== Data for this exercise ==
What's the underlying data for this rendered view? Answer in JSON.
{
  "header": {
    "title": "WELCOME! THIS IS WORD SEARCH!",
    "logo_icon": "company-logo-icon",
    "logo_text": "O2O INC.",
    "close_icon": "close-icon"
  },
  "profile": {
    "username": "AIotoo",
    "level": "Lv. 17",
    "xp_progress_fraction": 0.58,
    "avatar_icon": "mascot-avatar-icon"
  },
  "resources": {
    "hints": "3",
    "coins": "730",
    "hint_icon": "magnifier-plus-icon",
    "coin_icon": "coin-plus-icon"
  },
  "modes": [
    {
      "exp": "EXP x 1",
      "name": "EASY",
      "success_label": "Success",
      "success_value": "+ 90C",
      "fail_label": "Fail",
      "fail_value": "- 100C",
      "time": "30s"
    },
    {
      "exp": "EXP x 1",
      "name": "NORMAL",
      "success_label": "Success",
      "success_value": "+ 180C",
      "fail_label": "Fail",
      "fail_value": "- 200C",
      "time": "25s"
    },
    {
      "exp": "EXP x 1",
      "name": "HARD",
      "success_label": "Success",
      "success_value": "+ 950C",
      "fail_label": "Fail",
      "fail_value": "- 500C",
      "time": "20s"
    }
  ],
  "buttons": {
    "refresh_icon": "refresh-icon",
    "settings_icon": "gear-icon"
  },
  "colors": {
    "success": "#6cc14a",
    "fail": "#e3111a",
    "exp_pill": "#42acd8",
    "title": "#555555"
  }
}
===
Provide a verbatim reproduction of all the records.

▸ Expected output
What's the underlying data for this rendered view? Answer in JSON.
{
  "header": {
    "title": "WELCOME! THIS IS WORD SEARCH!",
    "logo_icon": "company-logo-icon",
    "logo_text": "O2O INC.",
    "close_icon": "close-icon"
  },
  "profile": {
    "username": "AIotoo",
    "level": "Lv. 17",
    "xp_progress_fraction": 0.58,
    "avatar_icon": "mascot-avatar-icon"
  },
  "resources": {
    "hints": "3",
    "coins": "730",
    "hint_icon": "magnifier-plus-icon",
    "coin_icon": "coin-plus-icon"
  },
  "modes": [
    {
      "exp": "EXP x 1",
      "name": "EASY",
      "success_label": "Success",
      "success_value": "+ 90C",
      "fail_label": "Fail",
      "fail_value": "- 100C",
      "time": "30s"
    },
    {
      "exp": "EXP x 1",
      "name": "NORMAL",
      "success_label": "Success",
      "success_value": "+ 180C",
      "fail_label": "Fail",
      "fail_value": "- 200C",
      "time": "25s"
    },
    {
      "exp": "EXP x 1",
      "name": "HARD",
      "success_label": "Success",
      "success_value": "+ 950C",
      "fail_label": "Fail",
      "fail_value": "- 500C",
      "time": "20s"
    }
  ],
  "buttons": {
    "refresh_icon": "refresh-icon",
    "settings_icon": "gear-icon"
  },
  "colors": {
    "success": "#6cc14a",
    "fail": "#e3111a",
    "exp_pill": "#42acd8",
    "title": "#555555"
  }
}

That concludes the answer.